- Task
Only lines containing the string "Handhelds" belong in the answer; find them in the records and copy them.

- Exercise data

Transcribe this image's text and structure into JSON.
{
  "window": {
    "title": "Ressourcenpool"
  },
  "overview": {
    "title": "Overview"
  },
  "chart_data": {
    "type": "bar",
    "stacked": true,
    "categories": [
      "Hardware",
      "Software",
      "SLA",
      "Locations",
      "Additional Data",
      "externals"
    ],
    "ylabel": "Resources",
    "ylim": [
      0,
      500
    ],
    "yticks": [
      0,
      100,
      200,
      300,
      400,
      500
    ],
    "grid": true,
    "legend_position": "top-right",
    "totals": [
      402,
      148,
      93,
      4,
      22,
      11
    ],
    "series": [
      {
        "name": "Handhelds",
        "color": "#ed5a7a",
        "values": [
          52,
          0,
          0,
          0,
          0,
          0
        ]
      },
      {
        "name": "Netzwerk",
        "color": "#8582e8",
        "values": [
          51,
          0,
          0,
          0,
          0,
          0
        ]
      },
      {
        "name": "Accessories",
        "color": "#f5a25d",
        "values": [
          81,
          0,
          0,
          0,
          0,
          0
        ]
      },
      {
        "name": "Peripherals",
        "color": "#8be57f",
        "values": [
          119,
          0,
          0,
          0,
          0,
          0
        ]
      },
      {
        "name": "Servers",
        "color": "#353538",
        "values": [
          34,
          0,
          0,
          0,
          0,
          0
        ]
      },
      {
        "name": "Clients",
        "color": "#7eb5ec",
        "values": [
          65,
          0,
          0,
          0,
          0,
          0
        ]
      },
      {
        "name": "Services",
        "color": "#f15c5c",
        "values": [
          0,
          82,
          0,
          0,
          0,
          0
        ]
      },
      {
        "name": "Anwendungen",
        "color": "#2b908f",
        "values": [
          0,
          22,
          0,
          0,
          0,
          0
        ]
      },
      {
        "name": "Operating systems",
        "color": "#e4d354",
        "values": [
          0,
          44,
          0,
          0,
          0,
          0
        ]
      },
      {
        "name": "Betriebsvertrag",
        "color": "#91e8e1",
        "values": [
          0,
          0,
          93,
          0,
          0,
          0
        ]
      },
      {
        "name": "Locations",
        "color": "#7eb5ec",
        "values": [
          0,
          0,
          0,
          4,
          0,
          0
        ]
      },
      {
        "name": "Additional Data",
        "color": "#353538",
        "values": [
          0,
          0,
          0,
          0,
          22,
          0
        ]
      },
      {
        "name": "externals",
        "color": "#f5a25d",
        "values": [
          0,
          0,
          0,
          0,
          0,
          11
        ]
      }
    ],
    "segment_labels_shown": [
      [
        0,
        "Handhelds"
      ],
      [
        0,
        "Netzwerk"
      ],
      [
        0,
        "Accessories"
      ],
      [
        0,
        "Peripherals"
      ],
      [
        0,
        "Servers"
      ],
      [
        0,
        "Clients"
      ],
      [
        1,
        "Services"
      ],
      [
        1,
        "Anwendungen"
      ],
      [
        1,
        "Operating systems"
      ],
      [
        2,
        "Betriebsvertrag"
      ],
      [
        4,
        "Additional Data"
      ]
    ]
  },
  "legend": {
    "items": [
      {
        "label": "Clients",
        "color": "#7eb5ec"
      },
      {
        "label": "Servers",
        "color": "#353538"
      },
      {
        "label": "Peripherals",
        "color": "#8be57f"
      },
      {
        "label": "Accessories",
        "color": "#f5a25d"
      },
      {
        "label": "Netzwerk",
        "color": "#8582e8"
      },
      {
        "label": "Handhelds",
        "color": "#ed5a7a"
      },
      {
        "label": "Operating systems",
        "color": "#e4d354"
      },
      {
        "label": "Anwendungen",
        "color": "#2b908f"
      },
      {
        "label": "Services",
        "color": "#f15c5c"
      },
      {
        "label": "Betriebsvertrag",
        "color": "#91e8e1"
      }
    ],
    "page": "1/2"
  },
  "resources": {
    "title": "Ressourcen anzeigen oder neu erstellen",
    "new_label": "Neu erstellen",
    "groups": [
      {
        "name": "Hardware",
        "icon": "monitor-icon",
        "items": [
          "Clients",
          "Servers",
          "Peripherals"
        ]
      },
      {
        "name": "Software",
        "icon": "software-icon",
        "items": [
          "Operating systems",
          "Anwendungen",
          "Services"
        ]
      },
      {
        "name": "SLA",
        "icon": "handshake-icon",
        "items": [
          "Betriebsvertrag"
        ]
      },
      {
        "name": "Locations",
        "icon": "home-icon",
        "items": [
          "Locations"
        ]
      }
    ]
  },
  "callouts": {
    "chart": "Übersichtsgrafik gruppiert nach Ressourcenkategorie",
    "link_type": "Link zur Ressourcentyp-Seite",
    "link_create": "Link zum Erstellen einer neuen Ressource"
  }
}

- Response area
        "name": "Handhelds",
        "Handhelds"
        "label": "Handhelds",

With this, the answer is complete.